[[ DATA TO PROCESS open ]]

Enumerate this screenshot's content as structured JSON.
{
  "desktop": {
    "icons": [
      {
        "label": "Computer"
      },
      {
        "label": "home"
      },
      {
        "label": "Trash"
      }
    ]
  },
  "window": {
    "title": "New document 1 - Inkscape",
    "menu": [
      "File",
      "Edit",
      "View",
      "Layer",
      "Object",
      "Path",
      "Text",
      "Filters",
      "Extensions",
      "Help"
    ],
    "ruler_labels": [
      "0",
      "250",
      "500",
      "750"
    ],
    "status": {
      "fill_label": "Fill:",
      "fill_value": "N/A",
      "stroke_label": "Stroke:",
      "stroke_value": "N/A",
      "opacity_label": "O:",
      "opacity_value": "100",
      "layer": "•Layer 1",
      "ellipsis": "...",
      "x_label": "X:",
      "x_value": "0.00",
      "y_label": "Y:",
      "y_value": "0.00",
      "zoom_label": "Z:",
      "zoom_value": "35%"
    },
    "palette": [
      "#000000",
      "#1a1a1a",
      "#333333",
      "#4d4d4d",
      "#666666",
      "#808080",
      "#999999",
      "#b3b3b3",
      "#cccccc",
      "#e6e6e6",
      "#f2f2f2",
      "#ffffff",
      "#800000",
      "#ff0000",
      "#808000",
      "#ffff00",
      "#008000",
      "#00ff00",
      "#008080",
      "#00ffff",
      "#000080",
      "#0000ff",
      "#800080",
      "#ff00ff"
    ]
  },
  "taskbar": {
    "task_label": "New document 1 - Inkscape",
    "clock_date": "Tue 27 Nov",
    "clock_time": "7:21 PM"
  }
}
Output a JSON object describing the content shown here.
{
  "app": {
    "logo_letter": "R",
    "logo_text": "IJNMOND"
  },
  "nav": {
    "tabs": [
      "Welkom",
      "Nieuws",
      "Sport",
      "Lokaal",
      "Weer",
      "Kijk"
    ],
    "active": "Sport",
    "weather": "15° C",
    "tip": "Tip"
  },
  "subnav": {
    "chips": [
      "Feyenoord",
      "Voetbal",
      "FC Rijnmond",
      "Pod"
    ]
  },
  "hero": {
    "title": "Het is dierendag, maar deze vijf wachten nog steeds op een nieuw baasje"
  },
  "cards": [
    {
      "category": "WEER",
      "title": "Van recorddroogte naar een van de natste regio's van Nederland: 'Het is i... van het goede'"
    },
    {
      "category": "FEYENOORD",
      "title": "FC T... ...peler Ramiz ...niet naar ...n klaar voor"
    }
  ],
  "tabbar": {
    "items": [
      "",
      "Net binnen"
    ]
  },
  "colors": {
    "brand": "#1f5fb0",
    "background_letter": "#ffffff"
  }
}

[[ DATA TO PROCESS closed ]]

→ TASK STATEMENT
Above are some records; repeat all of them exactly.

→ RESPONSE AREA
Enumerate this screenshot's content as structured JSON.
{
  "desktop": {
    "icons": [
      {
        "label": "Computer"
      },
      {
        "label": "home"
      },
      {
        "label": "Trash"
      }
    ]
  },
  "window": {
    "title": "New document 1 - Inkscape",
    "menu": [
      "File",
      "Edit",
      "View",
      "Layer",
      "Object",
      "Path",
      "Text",
      "Filters",
      "Extensions",
      "Help"
    ],
    "ruler_labels": [
      "0",
      "250",
      "500",
      "750"
    ],
    "status": {
      "fill_label": "Fill:",
      "fill_value": "N/A",
      "stroke_label": "Stroke:",
      "stroke_value": "N/A",
      "opacity_label": "O:",
      "opacity_value": "100",
      "layer": "•Layer 1",
      "ellipsis": "...",
      "x_label": "X:",
      "x_value": "0.00",
      "y_label": "Y:",
      "y_value": "0.00",
      "zoom_label": "Z:",
      "zoom_value": "35%"
    },
    "palette": [
      "#000000",
      "#1a1a1a",
      "#333333",
      "#4d4d4d",
      "#666666",
      "#808080",
      "#999999",
      "#b3b3b3",
      "#cccccc",
      "#e6e6e6",
      "#f2f2f2",
      "#ffffff",
      "#800000",
      "#ff0000",
      "#808000",
      "#ffff00",
      "#008000",
      "#00ff00",
      "#008080",
      "#00ffff",
      "#000080",
      "#0000ff",
      "#800080",
      "#ff00ff"
    ]
  },
  "taskbar": {
    "task_label": "New document 1 - Inkscape",
    "clock_date": "Tue 27 Nov",
    "clock_time": "7:21 PM"
  }
}
Output a JSON object describing the content shown here.
{
  "app": {
    "logo_letter": "R",
    "logo_text": "IJNMOND"
  },
  "nav": {
    "tabs": [
      "Welkom",
      "Nieuws",
      "Sport",
      "Lokaal",
      "Weer",
      "Kijk"
    ],
    "active": "Sport",
    "weather": "15° C",
    "tip": "Tip"
  },
  "subnav": {
    "chips": [
      "Feyenoord",
      "Voetbal",
      "FC Rijnmond",
      "Pod"
    ]
  },
  "hero": {
    "title": "Het is dierendag, maar deze vijf wachten nog steeds op een nieuw baasje"
  },
  "cards": [
    {
      "category": "WEER",
      "title": "Van recorddroogte naar een van de natste regio's van Nederland: 'Het is i... van het goede'"
    },
    {
      "category": "FEYENOORD",
      "title": "FC T... ...peler Ramiz ...niet naar ...n klaar voor"
    }
  ],
  "tabbar": {
    "items": [
      "",
      "Net binnen"
    ]
  },
  "colors": {
    "brand": "#1f5fb0",
    "background_letter": "#ffffff"
  }
}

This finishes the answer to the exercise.